Roughly a third of all vaccine injections done in developing nations are unsafe because of needles being reused or active ingredients becoming warm. Each year, 250,000 incidents of HIV infection occur because of needle reuse, Gomez-Marquez said.
"You're improvising with clinical systems that were never designed for these areas," he said during a talk at the Emerging Ventures conference in San Jose this week.
To help get around this problem, Aerovax, the Cambridge, Mass.-based company he co-founded, has designed a system that can deliver a vaccine through an inhaled, aerosol spray. Just as important, the vaccine doesn't need to be kept cool. One person can carry the Aerovax system and provide inoculations for seven days in the field before reloading. Other scientists and organizations are working on similar aerosol projects.

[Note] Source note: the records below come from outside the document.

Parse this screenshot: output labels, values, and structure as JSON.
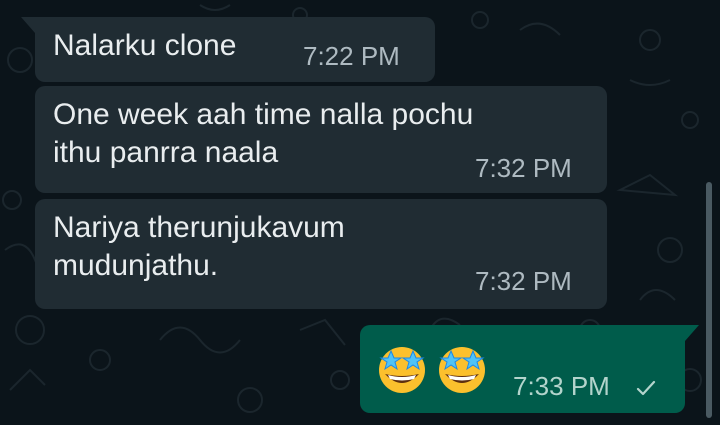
{
  "chat": {
    "messages": [
      {
        "direction": "incoming",
        "text": "Nalarku clone",
        "time": "7:22 PM"
      },
      {
        "direction": "incoming",
        "text": "One week aah time nalla pochu\nithu panrra naala",
        "time": "7:32 PM"
      },
      {
        "direction": "incoming",
        "text": "Nariya therunjukavum\nmudunjathu.",
        "time": "7:32 PM"
      },
      {
        "direction": "outgoing",
        "emojis": [
          "star-struck-emoji",
          "star-struck-emoji"
        ],
        "time": "7:33 PM",
        "status": "sent",
        "status_icon": "single-check-icon"
      }
    ]
  },
  "theme": {
    "background": "#0b141a",
    "incoming_bubble": "#202c33",
    "outgoing_bubble": "#005c4b",
    "text": "#e9edef",
    "timestamp": "#aebac1"
  }
}
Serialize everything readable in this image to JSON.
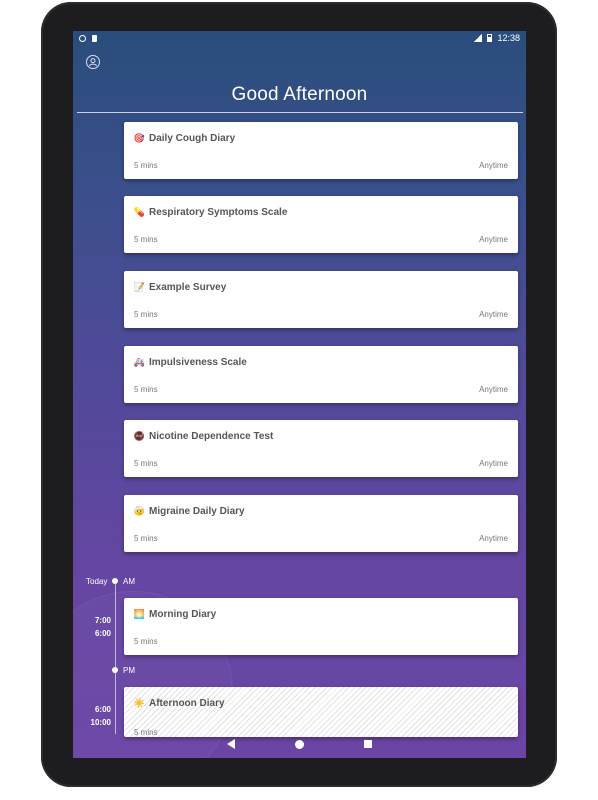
{
  "status_bar": {
    "time": "12:38"
  },
  "header": {
    "greeting": "Good Afternoon"
  },
  "surveys": [
    {
      "emoji": "🎯",
      "emoji_name": "target-icon",
      "title": "Daily Cough Diary",
      "duration": "5 mins",
      "time": "Anytime"
    },
    {
      "emoji": "💊",
      "emoji_name": "pill-icon",
      "title": "Respiratory Symptoms Scale",
      "duration": "5 mins",
      "time": "Anytime"
    },
    {
      "emoji": "📝",
      "emoji_name": "memo-icon",
      "title": "Example Survey",
      "duration": "5 mins",
      "time": "Anytime"
    },
    {
      "emoji": "🚑",
      "emoji_name": "ambulance-icon",
      "title": "Impulsiveness Scale",
      "duration": "5 mins",
      "time": "Anytime"
    },
    {
      "emoji": "🚭",
      "emoji_name": "no-smoking-icon",
      "title": "Nicotine Dependence Test",
      "duration": "5 mins",
      "time": "Anytime"
    },
    {
      "emoji": "🤕",
      "emoji_name": "head-bandage-icon",
      "title": "Migraine Daily Diary",
      "duration": "5 mins",
      "time": "Anytime"
    }
  ],
  "timeline": {
    "today_label": "Today",
    "am_label": "AM",
    "pm_label": "PM",
    "scheduled": [
      {
        "emoji": "🌅",
        "emoji_name": "sunrise-icon",
        "title": "Morning Diary",
        "duration": "5 mins",
        "start": "7:00",
        "end": "6:00"
      },
      {
        "emoji": "☀️",
        "emoji_name": "sun-icon",
        "title": "Afternoon Diary",
        "duration": "5 mins",
        "start": "6:00",
        "end": "10:00"
      }
    ]
  }
}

Overall, the system cuts about 62 percent of the cost of delivering vaccines. The company is currently conducting trials in India and Ghana.
Eventually, the system may also come to the developed world. Roughly $12 billion worldwide is spent on vaccines, he said.

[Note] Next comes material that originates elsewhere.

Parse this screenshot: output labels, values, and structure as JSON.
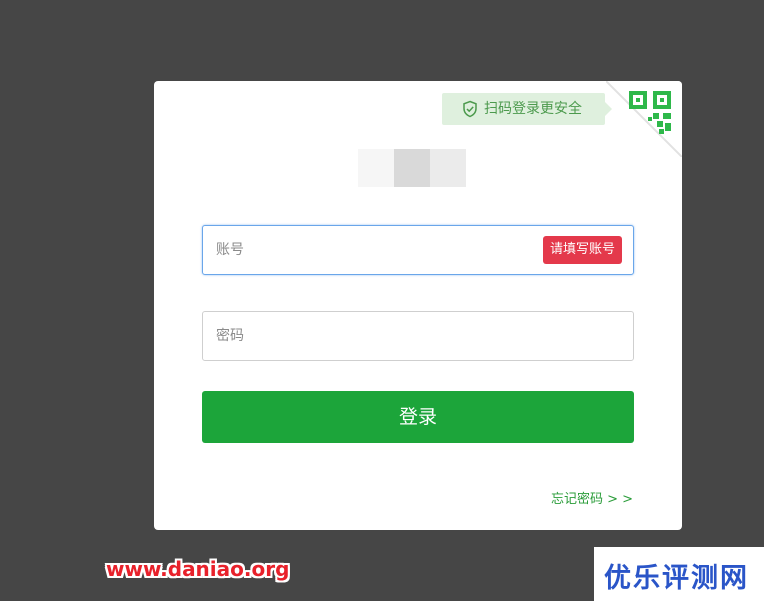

The main need right now, however, is in developing nations. Approximately 530,000 people died in 2003 from measles. Each year, an estimated 45 million children get the disease, though the vaccines, where available, combat it fairly well.

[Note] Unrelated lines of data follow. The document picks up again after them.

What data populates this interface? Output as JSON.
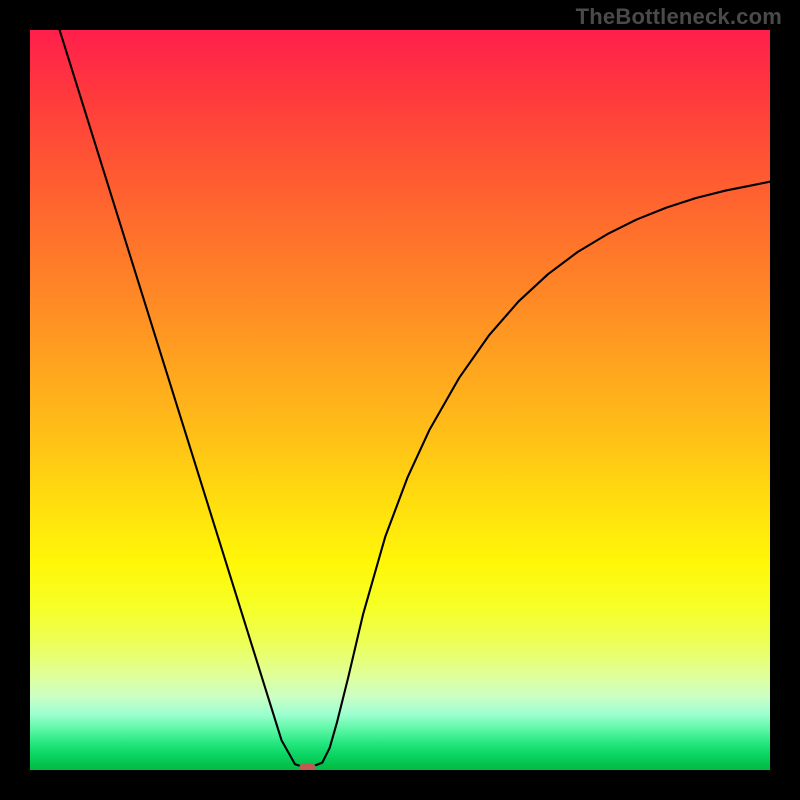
{
  "watermark": "TheBottleneck.com",
  "chart_data": {
    "type": "line",
    "title": "",
    "xlabel": "",
    "ylabel": "",
    "xlim": [
      0,
      100
    ],
    "ylim": [
      0,
      100
    ],
    "grid": false,
    "legend": false,
    "series": [
      {
        "name": "bottleneck-curve",
        "x": [
          4,
          6,
          8,
          10,
          12,
          14,
          16,
          18,
          20,
          22,
          24,
          26,
          28,
          30,
          32,
          34,
          35.8,
          37.5,
          39.5,
          40.5,
          41.5,
          43,
          45,
          48,
          51,
          54,
          58,
          62,
          66,
          70,
          74,
          78,
          82,
          86,
          90,
          94,
          98,
          100
        ],
        "y": [
          100,
          93.6,
          87.2,
          80.8,
          74.4,
          68.0,
          61.6,
          55.2,
          48.8,
          42.4,
          36.0,
          29.6,
          23.2,
          16.8,
          10.4,
          4.0,
          0.8,
          0.2,
          1.0,
          3.0,
          6.5,
          12.5,
          21.0,
          31.5,
          39.5,
          46.0,
          53.0,
          58.7,
          63.3,
          67.0,
          70.0,
          72.4,
          74.4,
          76.0,
          77.3,
          78.3,
          79.1,
          79.5
        ]
      }
    ],
    "marker": {
      "name": "minimum-point",
      "x": 37.5,
      "y": 0.2
    },
    "gradient_colors": {
      "top": "#ff1f4b",
      "mid": "#ffde0e",
      "bottom": "#00bb45"
    }
  }
}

Earlier in the year, Aerovax won the IDEAS competition sponsored by the Lemelson-MIT foundation. The company currently expects to live off grants. Venture capitalists, particularly in Israel, however, have recently been showing more interest in .